Work task
Return all lines from the listing below in which "Engineering" appears.

Supplied records
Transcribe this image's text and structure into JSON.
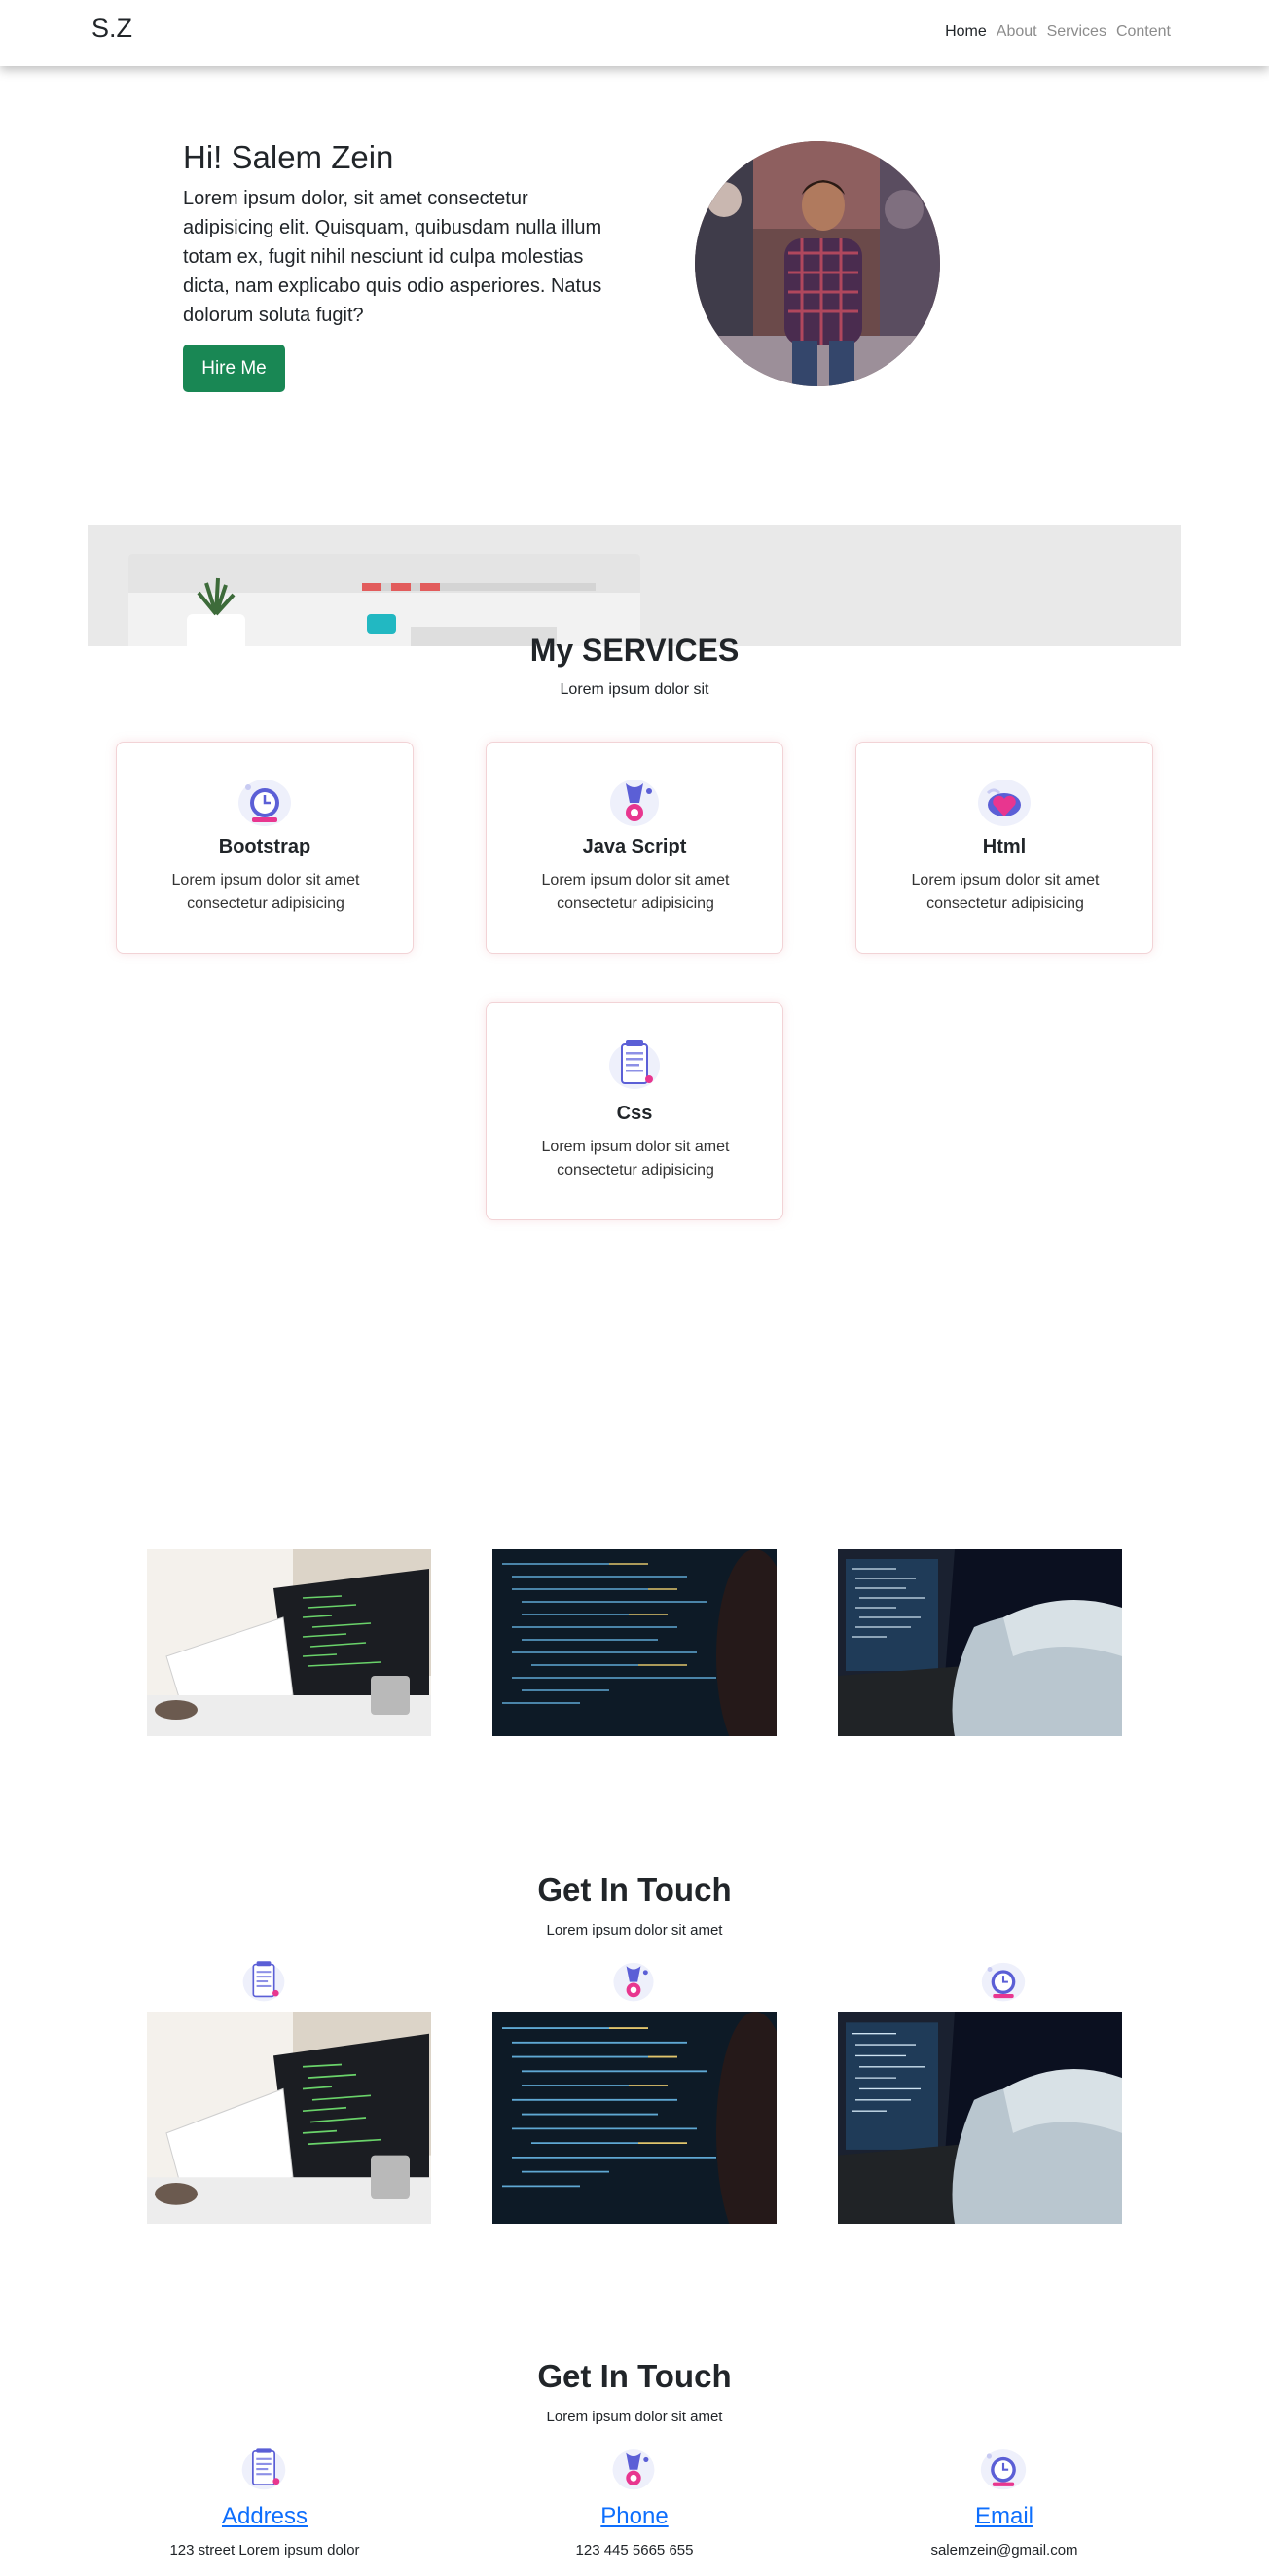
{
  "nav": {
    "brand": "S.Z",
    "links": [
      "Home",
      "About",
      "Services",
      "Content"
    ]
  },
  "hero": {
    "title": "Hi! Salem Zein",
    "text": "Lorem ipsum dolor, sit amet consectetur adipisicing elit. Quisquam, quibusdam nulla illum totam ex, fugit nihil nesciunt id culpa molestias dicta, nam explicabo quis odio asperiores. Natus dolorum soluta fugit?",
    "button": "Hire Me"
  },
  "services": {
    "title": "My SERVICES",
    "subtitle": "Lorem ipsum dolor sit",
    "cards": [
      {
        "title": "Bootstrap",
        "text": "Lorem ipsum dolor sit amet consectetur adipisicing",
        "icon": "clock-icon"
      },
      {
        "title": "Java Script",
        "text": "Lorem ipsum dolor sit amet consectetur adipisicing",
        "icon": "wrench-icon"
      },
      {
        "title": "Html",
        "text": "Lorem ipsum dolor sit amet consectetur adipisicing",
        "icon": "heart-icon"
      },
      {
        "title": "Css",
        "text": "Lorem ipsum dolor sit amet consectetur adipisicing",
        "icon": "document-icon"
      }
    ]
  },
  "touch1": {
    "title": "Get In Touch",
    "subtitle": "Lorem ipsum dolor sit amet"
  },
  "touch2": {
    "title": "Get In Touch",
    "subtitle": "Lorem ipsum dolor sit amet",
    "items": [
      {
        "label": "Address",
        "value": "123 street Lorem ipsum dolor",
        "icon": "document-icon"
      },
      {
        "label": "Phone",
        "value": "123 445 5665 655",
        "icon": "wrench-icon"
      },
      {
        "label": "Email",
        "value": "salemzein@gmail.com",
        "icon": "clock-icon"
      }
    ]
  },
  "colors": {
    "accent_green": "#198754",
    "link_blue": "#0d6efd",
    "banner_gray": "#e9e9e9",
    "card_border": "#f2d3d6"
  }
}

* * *

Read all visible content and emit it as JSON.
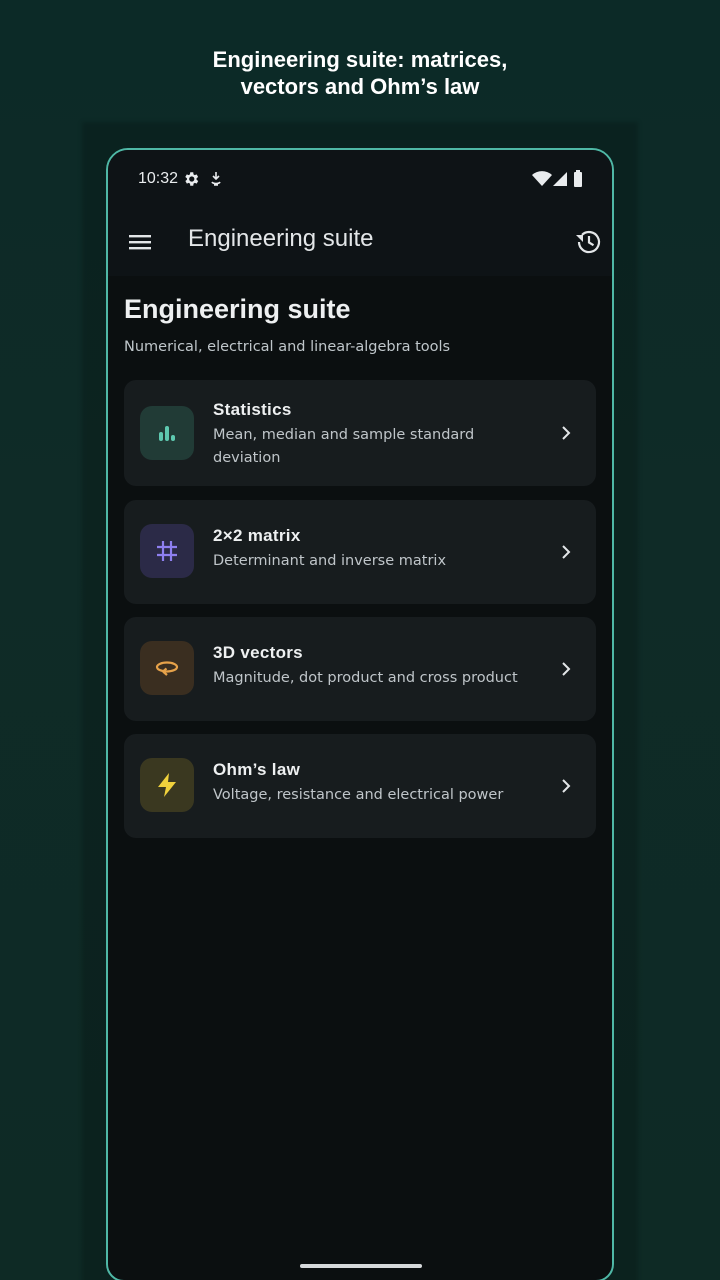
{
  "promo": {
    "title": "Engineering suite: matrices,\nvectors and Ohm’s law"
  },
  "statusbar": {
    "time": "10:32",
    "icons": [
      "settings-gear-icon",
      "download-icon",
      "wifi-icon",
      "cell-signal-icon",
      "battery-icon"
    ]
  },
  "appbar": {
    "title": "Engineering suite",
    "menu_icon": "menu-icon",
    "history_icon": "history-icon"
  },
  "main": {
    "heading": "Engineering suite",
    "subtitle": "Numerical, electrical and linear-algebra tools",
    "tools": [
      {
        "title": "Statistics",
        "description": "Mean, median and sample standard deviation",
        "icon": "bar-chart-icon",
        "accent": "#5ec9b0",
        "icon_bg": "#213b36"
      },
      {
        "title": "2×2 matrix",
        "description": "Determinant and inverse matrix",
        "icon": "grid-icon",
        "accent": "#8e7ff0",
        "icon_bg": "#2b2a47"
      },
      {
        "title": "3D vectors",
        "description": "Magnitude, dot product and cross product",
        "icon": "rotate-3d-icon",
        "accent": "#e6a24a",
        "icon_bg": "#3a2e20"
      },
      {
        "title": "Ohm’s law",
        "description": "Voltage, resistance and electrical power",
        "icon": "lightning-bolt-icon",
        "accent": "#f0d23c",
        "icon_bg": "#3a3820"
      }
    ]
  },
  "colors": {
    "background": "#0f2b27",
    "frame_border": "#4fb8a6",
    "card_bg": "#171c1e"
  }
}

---

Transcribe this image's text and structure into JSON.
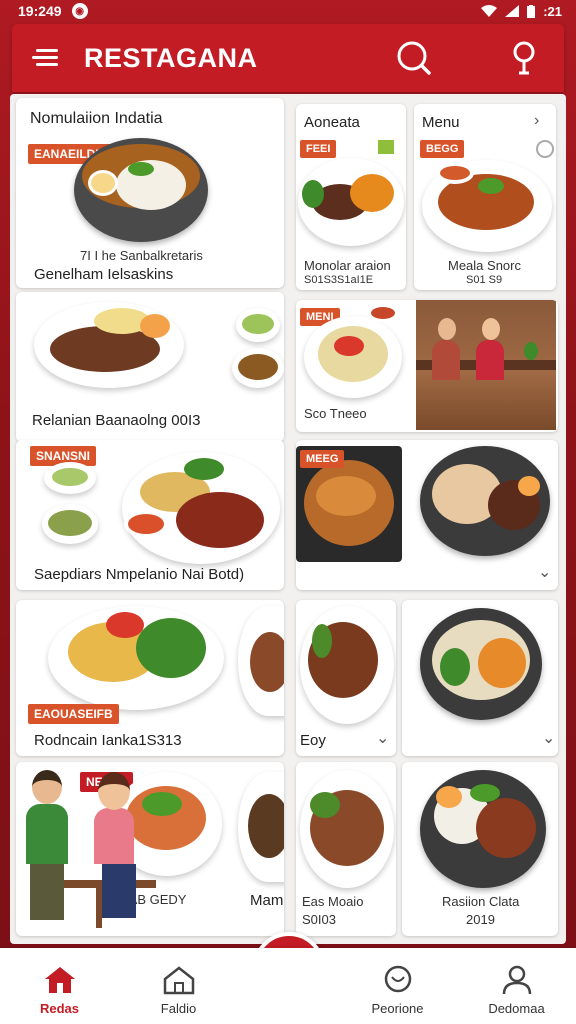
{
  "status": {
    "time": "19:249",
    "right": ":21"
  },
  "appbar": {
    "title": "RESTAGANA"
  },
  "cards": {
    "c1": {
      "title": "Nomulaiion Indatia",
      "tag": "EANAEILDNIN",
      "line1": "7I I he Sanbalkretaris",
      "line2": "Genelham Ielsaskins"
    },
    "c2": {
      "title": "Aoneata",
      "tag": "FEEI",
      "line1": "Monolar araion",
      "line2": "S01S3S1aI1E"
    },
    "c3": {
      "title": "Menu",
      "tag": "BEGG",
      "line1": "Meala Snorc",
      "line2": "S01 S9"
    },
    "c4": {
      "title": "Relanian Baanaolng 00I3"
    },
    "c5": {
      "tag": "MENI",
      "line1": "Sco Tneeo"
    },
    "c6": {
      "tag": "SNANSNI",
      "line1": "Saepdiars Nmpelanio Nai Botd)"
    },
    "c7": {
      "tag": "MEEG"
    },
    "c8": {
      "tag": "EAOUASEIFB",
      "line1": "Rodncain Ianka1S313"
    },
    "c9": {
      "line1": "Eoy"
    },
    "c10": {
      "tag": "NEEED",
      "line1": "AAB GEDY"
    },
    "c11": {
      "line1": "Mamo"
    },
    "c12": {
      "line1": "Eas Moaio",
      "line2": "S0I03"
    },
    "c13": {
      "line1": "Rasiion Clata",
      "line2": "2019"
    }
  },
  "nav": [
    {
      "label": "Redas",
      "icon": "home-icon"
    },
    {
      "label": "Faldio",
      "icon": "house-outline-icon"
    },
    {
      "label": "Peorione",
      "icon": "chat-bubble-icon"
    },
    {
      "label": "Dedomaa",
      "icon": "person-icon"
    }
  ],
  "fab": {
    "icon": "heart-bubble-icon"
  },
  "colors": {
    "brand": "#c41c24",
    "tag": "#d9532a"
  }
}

Finished exercise
    "title": "Engineering suite: matrices,\nvectors and Ohm’s law"
    "title": "Engineering suite",
    "heading": "Engineering suite",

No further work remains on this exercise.